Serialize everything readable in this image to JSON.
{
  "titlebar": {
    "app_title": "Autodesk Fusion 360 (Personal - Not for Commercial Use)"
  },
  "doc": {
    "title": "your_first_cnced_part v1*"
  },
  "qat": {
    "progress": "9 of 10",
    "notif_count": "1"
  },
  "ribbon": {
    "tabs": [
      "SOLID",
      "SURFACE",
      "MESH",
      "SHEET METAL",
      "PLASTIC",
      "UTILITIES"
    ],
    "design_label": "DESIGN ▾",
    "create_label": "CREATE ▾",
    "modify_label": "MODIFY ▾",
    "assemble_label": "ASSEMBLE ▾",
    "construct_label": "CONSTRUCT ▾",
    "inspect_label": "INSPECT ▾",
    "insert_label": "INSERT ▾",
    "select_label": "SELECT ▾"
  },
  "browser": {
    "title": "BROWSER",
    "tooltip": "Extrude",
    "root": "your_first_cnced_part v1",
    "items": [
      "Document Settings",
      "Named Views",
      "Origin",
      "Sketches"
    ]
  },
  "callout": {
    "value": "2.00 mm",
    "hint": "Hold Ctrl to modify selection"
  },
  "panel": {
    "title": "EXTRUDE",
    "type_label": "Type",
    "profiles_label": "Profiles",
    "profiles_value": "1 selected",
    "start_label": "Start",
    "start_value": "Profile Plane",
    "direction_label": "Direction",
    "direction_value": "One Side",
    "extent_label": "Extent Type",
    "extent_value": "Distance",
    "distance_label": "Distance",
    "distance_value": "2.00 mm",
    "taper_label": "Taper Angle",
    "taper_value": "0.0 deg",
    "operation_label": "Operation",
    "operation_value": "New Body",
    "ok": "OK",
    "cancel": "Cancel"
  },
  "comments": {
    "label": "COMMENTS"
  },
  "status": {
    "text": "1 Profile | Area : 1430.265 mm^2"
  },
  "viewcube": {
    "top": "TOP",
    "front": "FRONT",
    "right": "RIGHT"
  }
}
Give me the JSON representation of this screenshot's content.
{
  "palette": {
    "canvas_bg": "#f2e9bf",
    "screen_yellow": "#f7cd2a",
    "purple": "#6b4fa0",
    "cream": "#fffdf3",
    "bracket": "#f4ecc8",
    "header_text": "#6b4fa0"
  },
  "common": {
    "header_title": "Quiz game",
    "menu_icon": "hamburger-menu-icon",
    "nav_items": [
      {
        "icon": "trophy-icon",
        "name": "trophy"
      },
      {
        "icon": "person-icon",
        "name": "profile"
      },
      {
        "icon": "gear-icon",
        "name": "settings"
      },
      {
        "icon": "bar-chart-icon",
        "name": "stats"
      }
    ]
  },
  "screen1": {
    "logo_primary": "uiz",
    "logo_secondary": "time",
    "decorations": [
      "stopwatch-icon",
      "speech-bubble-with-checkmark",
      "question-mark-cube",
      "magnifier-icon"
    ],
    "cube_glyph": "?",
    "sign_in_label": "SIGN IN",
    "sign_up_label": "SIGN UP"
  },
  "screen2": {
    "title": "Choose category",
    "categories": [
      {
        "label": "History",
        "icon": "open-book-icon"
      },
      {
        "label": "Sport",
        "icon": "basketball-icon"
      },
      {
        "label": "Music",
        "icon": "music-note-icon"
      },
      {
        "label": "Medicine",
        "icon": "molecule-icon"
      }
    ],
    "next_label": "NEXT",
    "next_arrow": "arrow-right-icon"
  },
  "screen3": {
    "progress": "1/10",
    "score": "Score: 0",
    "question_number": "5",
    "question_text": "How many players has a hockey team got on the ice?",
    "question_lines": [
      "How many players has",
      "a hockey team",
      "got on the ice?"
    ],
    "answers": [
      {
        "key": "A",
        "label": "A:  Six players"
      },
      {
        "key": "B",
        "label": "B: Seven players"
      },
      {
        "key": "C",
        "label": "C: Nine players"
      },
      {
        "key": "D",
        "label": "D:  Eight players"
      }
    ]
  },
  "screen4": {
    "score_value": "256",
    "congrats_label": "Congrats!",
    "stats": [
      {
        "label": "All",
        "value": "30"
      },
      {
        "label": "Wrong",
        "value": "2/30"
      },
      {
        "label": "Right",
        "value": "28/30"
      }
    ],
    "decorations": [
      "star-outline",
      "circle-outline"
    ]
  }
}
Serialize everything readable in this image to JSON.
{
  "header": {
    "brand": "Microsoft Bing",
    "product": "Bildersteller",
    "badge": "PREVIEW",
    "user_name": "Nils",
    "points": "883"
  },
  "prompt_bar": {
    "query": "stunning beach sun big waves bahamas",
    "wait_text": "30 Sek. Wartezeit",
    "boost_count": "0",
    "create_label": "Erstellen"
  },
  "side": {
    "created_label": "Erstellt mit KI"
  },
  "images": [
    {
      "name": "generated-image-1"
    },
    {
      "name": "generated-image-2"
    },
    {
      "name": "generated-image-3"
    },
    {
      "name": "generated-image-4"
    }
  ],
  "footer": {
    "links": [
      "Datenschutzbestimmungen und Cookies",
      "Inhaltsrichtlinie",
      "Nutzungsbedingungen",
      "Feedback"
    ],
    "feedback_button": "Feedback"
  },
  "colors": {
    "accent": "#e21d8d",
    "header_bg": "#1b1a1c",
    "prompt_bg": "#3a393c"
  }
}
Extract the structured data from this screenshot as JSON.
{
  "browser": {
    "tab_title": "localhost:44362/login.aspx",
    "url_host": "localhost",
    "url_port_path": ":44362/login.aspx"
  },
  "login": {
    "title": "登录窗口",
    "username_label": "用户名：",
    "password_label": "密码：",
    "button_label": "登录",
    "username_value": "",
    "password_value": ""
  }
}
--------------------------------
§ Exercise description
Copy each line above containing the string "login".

§ Task result
    "tab_title": "localhost:44362/login.aspx",
    "url_port_path": ":44362/login.aspx"
  "login": {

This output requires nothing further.